When was the last time you heard someone proclaim with glee “I’ll just hop on the N and be there fifteen minutes!”  (Trick question, never, because that has never happened in the history of Muni… ever.)  Trains are late, busses are unreliable, everything is covered in a fine layer of filth like only San Francisco can accumulate.  Creating a reliable public transportation system–which should be one of a big city’s top responsibilities, right behind keeping us safe and making sure everything doesn’t burn to the ground–is the worse experience you’ll have at any point in your day in SF.

The worse thing is, I feel like Muni is relegated to the city’s most vulnerable: the poor, the elderly and the homeless.  The rental market is already doing a decent job of dispatching the first two, so really Muni will just become a means of ferrying around the homeless while every else flees to ride-sharing private cars.  Maybe they’ll take over the busses and finally have a place to live…  They’ll become roaming RV’s carrying bands of homeless people!  Maybe there will even be rival busses, and they’ll have gang wars and fight like pirates when enemy busses cross paths!!

I digress…

While I think it should be a top priority for cities to have well managed pub-trans for the sake of the most vulnerable populations, that does not mean it should be the third class form of transportation.  Not only is that unfair, but because we ALL pay for it.  Everyone should feel like they want to use Muni.

Which isn’t cheap.  Up until now, the only way to bridge the gap between how much Muni costs, and how much Muni makes, is by raising the fare.  Which only works for so long before people get fed up and decide that their homeless camper commute is not worth five bucks.  Kudos on the valiant effort the SFMTA made by introducing Sunday meters; which was wildly successful, so of course, they stopped it.  (If you actually do read that article, you’ll learn that continuing Sunday meters was voted down because a “charitable donation” from Google will fill the expected gap instead, paving the road for corporations to directly supplement city income.  Red flags should be going off in your brain now.)

I say to you Google, instead of buying influence, develop the technology for Muni to cut it’s costs in half or more, by making driverless busses!  I realize this cuts jobs, which is a cardinal sin of politics, but who actually wants to be a bus driver?  I mean other than two-year-olds.  Even they snap out of that phase pretty quick.  Plus, if you wanted to be all ethical, you can always give people who would loose their job as a bus driver another city job–for which they will thank you–then wait until they retire and then never have to worry about hiring another bus driver ever again.

Step into my transportation utopia: With the money saved from no longer funding driver salaries and pensions, Muni is able to buy hundreds of shiny new vehicles!  They have a support staff (of ex-drivers?) that will actually keep them clean.  ALL lines run every five minutes, because the only thing stopping that would be the size of the fleet–which I just fixed in afore mentioned sentence.  Rides cost one buck, unless you’re really old, really young, really poor or really don’t have a place to live.  MUNI RUNS ALL NIGHT LONG.  All lines, all night.  Let’s just take a moment to let that sink in.  I really want you to appreciate that last bit.  Finally, Elon Musk is so impressed with new Muni, (Newmi?
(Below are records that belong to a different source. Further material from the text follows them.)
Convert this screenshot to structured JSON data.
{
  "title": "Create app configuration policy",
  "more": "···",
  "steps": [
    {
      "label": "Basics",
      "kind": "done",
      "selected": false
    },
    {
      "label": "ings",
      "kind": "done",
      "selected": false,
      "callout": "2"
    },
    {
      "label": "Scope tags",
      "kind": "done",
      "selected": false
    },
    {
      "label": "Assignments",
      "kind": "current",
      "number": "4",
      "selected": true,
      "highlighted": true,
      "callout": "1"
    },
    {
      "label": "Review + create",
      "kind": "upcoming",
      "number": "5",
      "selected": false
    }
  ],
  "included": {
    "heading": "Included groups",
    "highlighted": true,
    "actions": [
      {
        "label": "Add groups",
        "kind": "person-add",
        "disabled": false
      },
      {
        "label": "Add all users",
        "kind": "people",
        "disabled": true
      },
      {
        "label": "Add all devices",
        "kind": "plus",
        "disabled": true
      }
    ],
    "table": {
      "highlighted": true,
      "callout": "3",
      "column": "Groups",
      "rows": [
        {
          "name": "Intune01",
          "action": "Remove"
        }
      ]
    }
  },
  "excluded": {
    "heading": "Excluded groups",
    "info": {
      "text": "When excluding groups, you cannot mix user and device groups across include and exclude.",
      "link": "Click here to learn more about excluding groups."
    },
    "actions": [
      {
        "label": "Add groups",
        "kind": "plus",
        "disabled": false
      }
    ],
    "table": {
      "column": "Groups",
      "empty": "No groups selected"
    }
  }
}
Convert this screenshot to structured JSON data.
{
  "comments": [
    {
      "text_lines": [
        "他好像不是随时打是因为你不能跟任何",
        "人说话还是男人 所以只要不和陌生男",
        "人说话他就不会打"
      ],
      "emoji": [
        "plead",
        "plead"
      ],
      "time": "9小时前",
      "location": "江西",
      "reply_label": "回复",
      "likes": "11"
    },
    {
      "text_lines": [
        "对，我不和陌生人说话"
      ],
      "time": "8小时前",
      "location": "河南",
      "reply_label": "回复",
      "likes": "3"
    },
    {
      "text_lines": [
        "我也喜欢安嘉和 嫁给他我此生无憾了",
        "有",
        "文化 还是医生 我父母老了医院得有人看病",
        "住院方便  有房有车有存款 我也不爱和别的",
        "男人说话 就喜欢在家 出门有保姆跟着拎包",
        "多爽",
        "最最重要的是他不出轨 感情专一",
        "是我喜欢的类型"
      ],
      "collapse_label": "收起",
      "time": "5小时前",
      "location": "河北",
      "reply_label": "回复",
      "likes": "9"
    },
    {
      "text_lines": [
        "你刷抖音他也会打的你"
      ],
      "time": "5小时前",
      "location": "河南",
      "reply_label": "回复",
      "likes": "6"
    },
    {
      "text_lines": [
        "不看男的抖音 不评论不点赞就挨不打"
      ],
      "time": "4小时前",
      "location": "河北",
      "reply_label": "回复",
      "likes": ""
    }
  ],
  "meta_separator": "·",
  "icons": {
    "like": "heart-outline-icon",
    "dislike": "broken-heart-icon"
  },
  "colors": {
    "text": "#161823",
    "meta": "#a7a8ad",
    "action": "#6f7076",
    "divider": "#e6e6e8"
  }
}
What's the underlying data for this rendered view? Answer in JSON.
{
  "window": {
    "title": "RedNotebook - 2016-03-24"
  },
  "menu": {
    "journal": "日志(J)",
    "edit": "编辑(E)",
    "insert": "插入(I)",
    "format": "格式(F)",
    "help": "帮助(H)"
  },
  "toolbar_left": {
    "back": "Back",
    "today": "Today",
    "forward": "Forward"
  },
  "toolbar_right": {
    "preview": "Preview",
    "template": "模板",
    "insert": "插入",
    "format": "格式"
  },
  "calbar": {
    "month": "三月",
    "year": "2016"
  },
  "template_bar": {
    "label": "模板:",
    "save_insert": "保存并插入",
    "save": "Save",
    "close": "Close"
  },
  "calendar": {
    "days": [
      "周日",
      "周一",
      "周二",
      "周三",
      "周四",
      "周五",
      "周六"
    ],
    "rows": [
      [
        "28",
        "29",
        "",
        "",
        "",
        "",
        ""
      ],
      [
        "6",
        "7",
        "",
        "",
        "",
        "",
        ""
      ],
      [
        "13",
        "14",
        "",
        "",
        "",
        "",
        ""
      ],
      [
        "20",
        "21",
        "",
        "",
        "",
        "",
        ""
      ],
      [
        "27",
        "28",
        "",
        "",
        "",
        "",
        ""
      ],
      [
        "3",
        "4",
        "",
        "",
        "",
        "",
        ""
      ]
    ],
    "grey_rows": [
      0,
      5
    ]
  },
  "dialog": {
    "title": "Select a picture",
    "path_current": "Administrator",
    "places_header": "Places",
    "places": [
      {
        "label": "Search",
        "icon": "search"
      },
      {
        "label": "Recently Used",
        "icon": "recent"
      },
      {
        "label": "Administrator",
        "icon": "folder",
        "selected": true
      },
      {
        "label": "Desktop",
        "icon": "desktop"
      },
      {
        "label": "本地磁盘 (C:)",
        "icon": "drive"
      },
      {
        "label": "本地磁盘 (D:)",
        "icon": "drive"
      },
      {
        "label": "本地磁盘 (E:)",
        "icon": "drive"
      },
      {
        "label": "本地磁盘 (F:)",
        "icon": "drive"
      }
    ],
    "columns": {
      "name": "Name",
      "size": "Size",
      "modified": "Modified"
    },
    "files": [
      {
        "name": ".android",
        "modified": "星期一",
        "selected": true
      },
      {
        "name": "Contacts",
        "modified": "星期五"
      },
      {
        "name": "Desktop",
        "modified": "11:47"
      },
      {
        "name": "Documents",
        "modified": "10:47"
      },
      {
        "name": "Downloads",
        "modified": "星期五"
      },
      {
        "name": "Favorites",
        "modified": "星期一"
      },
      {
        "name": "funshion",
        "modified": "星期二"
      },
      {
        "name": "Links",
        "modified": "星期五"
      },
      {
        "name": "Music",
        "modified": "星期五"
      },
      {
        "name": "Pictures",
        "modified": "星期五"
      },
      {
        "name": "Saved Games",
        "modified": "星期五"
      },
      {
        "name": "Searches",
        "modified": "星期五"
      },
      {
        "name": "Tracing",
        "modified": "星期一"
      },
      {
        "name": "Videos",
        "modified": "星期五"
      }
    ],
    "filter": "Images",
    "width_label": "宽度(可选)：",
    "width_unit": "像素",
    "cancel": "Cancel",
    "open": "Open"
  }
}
Nuni… never-mind) he makes sleek new Tesla busses that don’t need wires to run!

But no.  Sadly, we do not live in the make-believe future world in my head.  All I’m asking for is to have a little vision when inventing your awesome new technology, Google.  Yes, I’m calling you short-sighted.

For now I’ll just suck it up and ride this wave while I’m on it.  I am, after all, an Uber/Sidecar driver.  I currently profit from both a poorly run public transit system and lack of other options to get around.  That being said, I do not want to be what amounts to a glorified cab driver for the rest of my life.  (Please, click on all the ads…)  I believe taxis provide a premium service and should be treated as such.  I couldn’t be more happy if one day I was put out of business.  But not before being able to support myself otherwise, of course.  Now get clicking!